About this task.
Each record below needs to be set down again exactly.

Records provided.
*** Block opens ***
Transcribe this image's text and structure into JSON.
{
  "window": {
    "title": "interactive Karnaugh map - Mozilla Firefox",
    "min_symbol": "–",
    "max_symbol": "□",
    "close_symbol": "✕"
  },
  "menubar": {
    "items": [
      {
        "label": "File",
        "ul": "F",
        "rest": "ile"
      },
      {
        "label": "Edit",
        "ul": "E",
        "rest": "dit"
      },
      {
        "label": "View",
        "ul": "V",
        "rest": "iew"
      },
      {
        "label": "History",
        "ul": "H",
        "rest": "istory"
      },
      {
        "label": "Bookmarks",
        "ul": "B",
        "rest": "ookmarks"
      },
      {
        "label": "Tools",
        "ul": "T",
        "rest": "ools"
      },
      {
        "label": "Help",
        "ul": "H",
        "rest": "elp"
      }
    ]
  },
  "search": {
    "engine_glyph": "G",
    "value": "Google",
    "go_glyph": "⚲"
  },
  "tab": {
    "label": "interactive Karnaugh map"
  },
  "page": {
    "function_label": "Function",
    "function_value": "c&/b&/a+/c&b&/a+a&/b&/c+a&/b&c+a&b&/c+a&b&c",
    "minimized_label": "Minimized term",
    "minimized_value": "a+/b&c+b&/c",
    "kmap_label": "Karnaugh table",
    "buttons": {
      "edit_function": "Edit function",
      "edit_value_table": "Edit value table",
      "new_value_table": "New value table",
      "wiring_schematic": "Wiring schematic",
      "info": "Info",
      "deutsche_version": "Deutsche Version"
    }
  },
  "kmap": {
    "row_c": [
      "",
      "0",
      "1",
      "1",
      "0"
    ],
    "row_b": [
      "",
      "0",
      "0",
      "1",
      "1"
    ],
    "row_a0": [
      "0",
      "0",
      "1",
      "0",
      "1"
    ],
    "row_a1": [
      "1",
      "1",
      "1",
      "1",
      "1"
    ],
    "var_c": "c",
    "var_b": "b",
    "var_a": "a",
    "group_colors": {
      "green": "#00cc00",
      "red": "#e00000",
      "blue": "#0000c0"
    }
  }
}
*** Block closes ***
Solution below.
Transcribe this image's text and structure into JSON.
{
  "window": {
    "title": "interactive Karnaugh map - Mozilla Firefox",
    "min_symbol": "–",
    "max_symbol": "□",
    "close_symbol": "✕"
  },
  "menubar": {
    "items": [
      {
        "label": "File",
        "ul": "F",
        "rest": "ile"
      },
      {
        "label": "Edit",
        "ul": "E",
        "rest": "dit"
      },
      {
        "label": "View",
        "ul": "V",
        "rest": "iew"
      },
      {
        "label": "History",
        "ul": "H",
        "rest": "istory"
      },
      {
        "label": "Bookmarks",
        "ul": "B",
        "rest": "ookmarks"
      },
      {
        "label": "Tools",
        "ul": "T",
        "rest": "ools"
      },
      {
        "label": "Help",
        "ul": "H",
        "rest": "elp"
      }
    ]
  },
  "search": {
    "engine_glyph": "G",
    "value": "Google",
    "go_glyph": "⚲"
  },
  "tab": {
    "label": "interactive Karnaugh map"
  },
  "page": {
    "function_label": "Function",
    "function_value": "c&/b&/a+/c&b&/a+a&/b&/c+a&/b&c+a&b&/c+a&b&c",
    "minimized_label": "Minimized term",
    "minimized_value": "a+/b&c+b&/c",
    "kmap_label": "Karnaugh table",
    "buttons": {
      "edit_function": "Edit function",
      "edit_value_table": "Edit value table",
      "new_value_table": "New value table",
      "wiring_schematic": "Wiring schematic",
      "info": "Info",
      "deutsche_version": "Deutsche Version"
    }
  },
  "kmap": {
    "row_c": [
      "",
      "0",
      "1",
      "1",
      "0"
    ],
    "row_b": [
      "",
      "0",
      "0",
      "1",
      "1"
    ],
    "row_a0": [
      "0",
      "0",
      "1",
      "0",
      "1"
    ],
    "row_a1": [
      "1",
      "1",
      "1",
      "1",
      "1"
    ],
    "var_c": "c",
    "var_b": "b",
    "var_a": "a",
    "group_colors": {
      "green": "#00cc00",
      "red": "#e00000",
      "blue": "#0000c0"
    }
  }
}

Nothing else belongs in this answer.